Released in 2015, Hyperledger is sponsored by the Linux Foundation to promote future commercial applications of blockchain technology. Hyperledger develops modular tools that can serve as the distributed blockchain foundation to solve commercial problems that range from secure contracts, anonymous accounting and identity management, and community-based historical transaction records.
Hyperledger has already generated great cross-industry interest from companies like IBM, Cisco, Red Hat, VMWare, JP Morgan, Wells Fargo and Accenture.
Node.js / React Native
Lets accept that the Node.js community won. It’s everywhere. Node.js democratized server-side coding for a new generation of programmers. We can’t talk about React Native without acknowledging that Node.js will continue to be a powerhouse in the software engineering space, particularly for consumer and mobile applications.
React Native was launched in 2015 and romances an old narrative: use a single code base to deploy an application to multiple platforms. For example, use a single code base to compile an application for Apple’s iOS, Android and the web.
What else is cool about React Native? Lots of people are using it like Facebook, Tesla, Airbnb, Instagram, Tencent, Bloomberg and Uber.
When Kubernetes was released by Google in 2014, it looked promising. The goal of the project was ambitious—solve the problem of how to orchestrate a fleet of distributed server containers across many tiers, groups and roles. For example, a company could have 200+ containers running in data centers across 4 U.S. cities with three environment tiers (dev, staging, production). This is a massive headache to manage.

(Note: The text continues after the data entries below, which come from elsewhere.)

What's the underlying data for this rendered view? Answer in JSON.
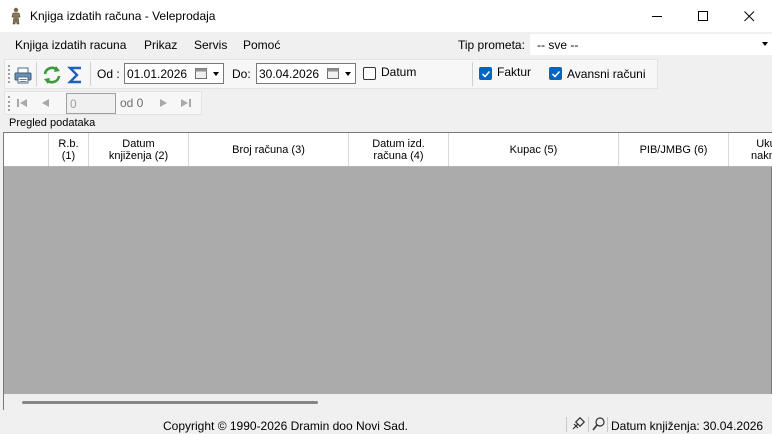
{
  "window": {
    "title": "Knjiga izdatih računa - Veleprodaja",
    "icons": {
      "app": "person-figure-icon",
      "minimize": "minimize-icon",
      "maximize": "maximize-icon",
      "close": "close-icon"
    }
  },
  "menu": {
    "items": [
      "Knjiga izdatih racuna",
      "Prikaz",
      "Servis",
      "Pomoć"
    ],
    "tip_prometa_label": "Tip prometa:",
    "tip_prometa_value": "-- sve --"
  },
  "toolbar": {
    "od_label": "Od :",
    "od_value": "01.01.2026",
    "do_label": "Do:",
    "do_value": "30.04.2026",
    "datum_label": "Datum",
    "datum_checked": false,
    "faktur_label": "Faktur",
    "faktur_checked": true,
    "avansni_label": "Avansni računi",
    "avansni_checked": true,
    "icons": [
      "printer-icon",
      "refresh-icon",
      "sum-icon",
      "calendar-icon"
    ]
  },
  "navigator": {
    "position_value": "0",
    "of_label": "od 0",
    "icons": [
      "first-record-icon",
      "previous-record-icon",
      "next-record-icon",
      "last-record-icon"
    ]
  },
  "section": {
    "label": "Pregled podataka"
  },
  "grid": {
    "columns": [
      {
        "lines": [
          "",
          ""
        ]
      },
      {
        "lines": [
          "R.b.",
          "(1)"
        ]
      },
      {
        "lines": [
          "Datum",
          "knjiženja (2)"
        ]
      },
      {
        "lines": [
          "Broj računa (3)"
        ]
      },
      {
        "lines": [
          "Datum izd.",
          "računa (4)"
        ]
      },
      {
        "lines": [
          "Kupac (5)"
        ]
      },
      {
        "lines": [
          "PIB/JMBG (6)"
        ]
      },
      {
        "lines": [
          "Uku",
          "nakna"
        ]
      }
    ],
    "rows": []
  },
  "status": {
    "copyright": "Copyright © 1990-2026 Dramin doo Novi Sad.",
    "datum_knjizenja": "Datum knjiženja: 30.04.2026",
    "icons": [
      "pin-icon",
      "search-icon"
    ]
  },
  "colors": {
    "accent": "#0067c0",
    "grid_bg": "#ababab",
    "window_bg": "#f0f0f0"
  }
}
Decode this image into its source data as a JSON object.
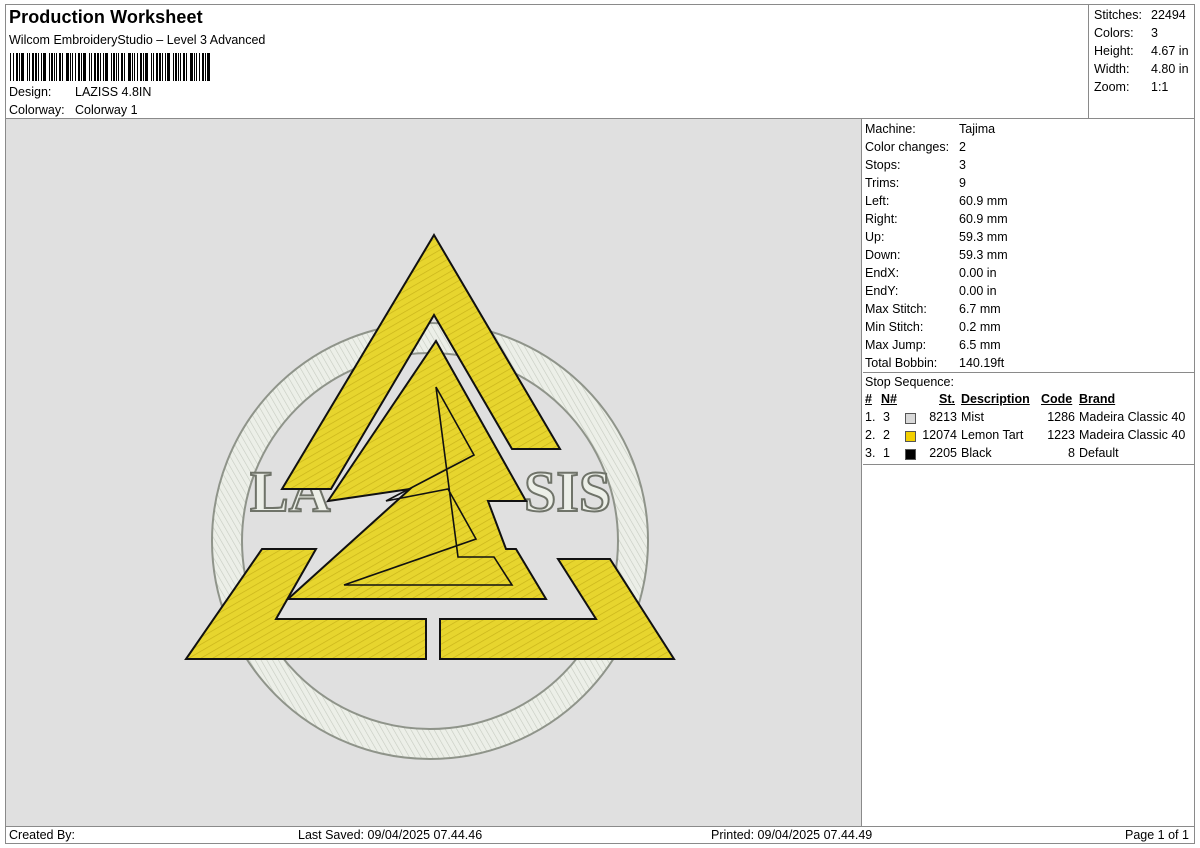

Let’s accept that virtual server orchestration has been the elephant in the room for the last decade when it comes to complex deployments for large enterprises. This is one reason Amazon Web Services has been so successful. Even with the rise of virtualized container deployment like Docker, the elephant still looms. Companies have to rely on either brittle open source projects, expensive proprietary platforms, or extensive internal tooling to manage their virtual clusters and containers.
For large scale container orchestration, Kubernetes seems to be clearly leading the pack and picking up momentum with users like NYTimes, Goldman Sachs, SoundCloud, Box, Comcast and Ebay.
Lab41 is a “challenge lab” where the U.S. Intelligence Community comes together with their counterparts in academia and industry to tackle big data.
While Lab41 is not an open source project per se, it is asking some interesting questions that result in open source code and contributions to the community. It represents something quite unique, in that it shows an intersection of open source principles, venture funding and government priorities.
Vault secures, stores, and tightly controls access to tokens, passwords, certificates, API keys, and other secrets in modern computing.
Very simply, if you take a look at this interactive infographic about global data breaches, you will immediately understand why Vault is important.